[Extracted information Boundary: Start]

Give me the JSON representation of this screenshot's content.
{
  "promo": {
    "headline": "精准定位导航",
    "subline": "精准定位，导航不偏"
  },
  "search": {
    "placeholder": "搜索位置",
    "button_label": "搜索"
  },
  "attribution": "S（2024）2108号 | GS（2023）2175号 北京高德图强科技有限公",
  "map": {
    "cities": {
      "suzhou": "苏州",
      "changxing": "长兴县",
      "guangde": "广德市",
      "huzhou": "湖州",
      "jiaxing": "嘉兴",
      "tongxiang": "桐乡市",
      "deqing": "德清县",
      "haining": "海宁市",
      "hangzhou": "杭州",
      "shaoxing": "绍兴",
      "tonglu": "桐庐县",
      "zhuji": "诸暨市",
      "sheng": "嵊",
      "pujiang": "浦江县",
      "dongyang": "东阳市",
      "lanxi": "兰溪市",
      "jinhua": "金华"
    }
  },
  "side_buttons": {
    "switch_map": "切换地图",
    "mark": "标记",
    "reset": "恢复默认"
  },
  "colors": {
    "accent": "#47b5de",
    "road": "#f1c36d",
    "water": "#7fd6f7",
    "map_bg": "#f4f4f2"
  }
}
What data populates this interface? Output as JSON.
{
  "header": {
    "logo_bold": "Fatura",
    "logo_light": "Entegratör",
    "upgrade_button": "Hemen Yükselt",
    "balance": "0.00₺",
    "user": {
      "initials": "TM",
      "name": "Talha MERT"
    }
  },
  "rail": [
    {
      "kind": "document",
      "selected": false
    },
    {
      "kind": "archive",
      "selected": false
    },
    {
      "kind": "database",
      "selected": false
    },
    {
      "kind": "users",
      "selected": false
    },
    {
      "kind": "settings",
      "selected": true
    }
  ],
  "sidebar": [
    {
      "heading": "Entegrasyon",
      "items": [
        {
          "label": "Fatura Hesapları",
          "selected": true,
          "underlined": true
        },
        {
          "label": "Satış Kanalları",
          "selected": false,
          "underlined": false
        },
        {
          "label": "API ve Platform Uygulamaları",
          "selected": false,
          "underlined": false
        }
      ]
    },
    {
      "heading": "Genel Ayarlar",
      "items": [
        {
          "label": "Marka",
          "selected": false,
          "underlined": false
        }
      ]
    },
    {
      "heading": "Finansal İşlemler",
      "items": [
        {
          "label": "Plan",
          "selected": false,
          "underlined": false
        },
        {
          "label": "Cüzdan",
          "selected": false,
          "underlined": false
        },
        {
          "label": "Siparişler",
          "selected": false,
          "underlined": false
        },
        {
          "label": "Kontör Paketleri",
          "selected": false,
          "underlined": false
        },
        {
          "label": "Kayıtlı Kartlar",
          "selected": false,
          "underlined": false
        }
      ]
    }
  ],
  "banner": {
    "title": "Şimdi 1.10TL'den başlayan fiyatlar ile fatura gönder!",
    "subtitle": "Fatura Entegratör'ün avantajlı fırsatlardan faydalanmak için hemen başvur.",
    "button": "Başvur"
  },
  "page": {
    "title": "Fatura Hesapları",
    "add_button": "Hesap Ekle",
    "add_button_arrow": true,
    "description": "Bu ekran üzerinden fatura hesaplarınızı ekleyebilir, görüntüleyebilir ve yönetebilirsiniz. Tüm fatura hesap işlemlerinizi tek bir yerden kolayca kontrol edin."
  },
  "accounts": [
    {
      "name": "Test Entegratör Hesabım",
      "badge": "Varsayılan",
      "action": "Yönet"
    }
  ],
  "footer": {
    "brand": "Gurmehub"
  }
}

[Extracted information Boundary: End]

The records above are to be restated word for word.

* [Answer to this task]
Give me the JSON representation of this screenshot's content.
{
  "promo": {
    "headline": "精准定位导航",
    "subline": "精准定位，导航不偏"
  },
  "search": {
    "placeholder": "搜索位置",
    "button_label": "搜索"
  },
  "attribution": "S（2024）2108号 | GS（2023）2175号 北京高德图强科技有限公",
  "map": {
    "cities": {
      "suzhou": "苏州",
      "changxing": "长兴县",
      "guangde": "广德市",
      "huzhou": "湖州",
      "jiaxing": "嘉兴",
      "tongxiang": "桐乡市",
      "deqing": "德清县",
      "haining": "海宁市",
      "hangzhou": "杭州",
      "shaoxing": "绍兴",
      "tonglu": "桐庐县",
      "zhuji": "诸暨市",
      "sheng": "嵊",
      "pujiang": "浦江县",
      "dongyang": "东阳市",
      "lanxi": "兰溪市",
      "jinhua": "金华"
    }
  },
  "side_buttons": {
    "switch_map": "切换地图",
    "mark": "标记",
    "reset": "恢复默认"
  },
  "colors": {
    "accent": "#47b5de",
    "road": "#f1c36d",
    "water": "#7fd6f7",
    "map_bg": "#f4f4f2"
  }
}
What data populates this interface? Output as JSON.
{
  "header": {
    "logo_bold": "Fatura",
    "logo_light": "Entegratör",
    "upgrade_button": "Hemen Yükselt",
    "balance": "0.00₺",
    "user": {
      "initials": "TM",
      "name": "Talha MERT"
    }
  },
  "rail": [
    {
      "kind": "document",
      "selected": false
    },
    {
      "kind": "archive",
      "selected": false
    },
    {
      "kind": "database",
      "selected": false
    },
    {
      "kind": "users",
      "selected": false
    },
    {
      "kind": "settings",
      "selected": true
    }
  ],
  "sidebar": [
    {
      "heading": "Entegrasyon",
      "items": [
        {
          "label": "Fatura Hesapları",
          "selected": true,
          "underlined": true
        },
        {
          "label": "Satış Kanalları",
          "selected": false,
          "underlined": false
        },
        {
          "label": "API ve Platform Uygulamaları",
          "selected": false,
          "underlined": false
        }
      ]
    },
    {
      "heading": "Genel Ayarlar",
      "items": [
        {
          "label": "Marka",
          "selected": false,
          "underlined": false
        }
      ]
    },
    {
      "heading": "Finansal İşlemler",
      "items": [
        {
          "label": "Plan",
          "selected": false,
          "underlined": false
        },
        {
          "label": "Cüzdan",
          "selected": false,
          "underlined": false
        },
        {
          "label": "Siparişler",
          "selected": false,
          "underlined": false
        },
        {
          "label": "Kontör Paketleri",
          "selected": false,
          "underlined": false
        },
        {
          "label": "Kayıtlı Kartlar",
          "selected": false,
          "underlined": false
        }
      ]
    }
  ],
  "banner": {
    "title": "Şimdi 1.10TL'den başlayan fiyatlar ile fatura gönder!",
    "subtitle": "Fatura Entegratör'ün avantajlı fırsatlardan faydalanmak için hemen başvur.",
    "button": "Başvur"
  },
  "page": {
    "title": "Fatura Hesapları",
    "add_button": "Hesap Ekle",
    "add_button_arrow": true,
    "description": "Bu ekran üzerinden fatura hesaplarınızı ekleyebilir, görüntüleyebilir ve yönetebilirsiniz. Tüm fatura hesap işlemlerinizi tek bir yerden kolayca kontrol edin."
  },
  "accounts": [
    {
      "name": "Test Entegratör Hesabım",
      "badge": "Varsayılan",
      "action": "Yönet"
    }
  ],
  "footer": {
    "brand": "Gurmehub"
  }
}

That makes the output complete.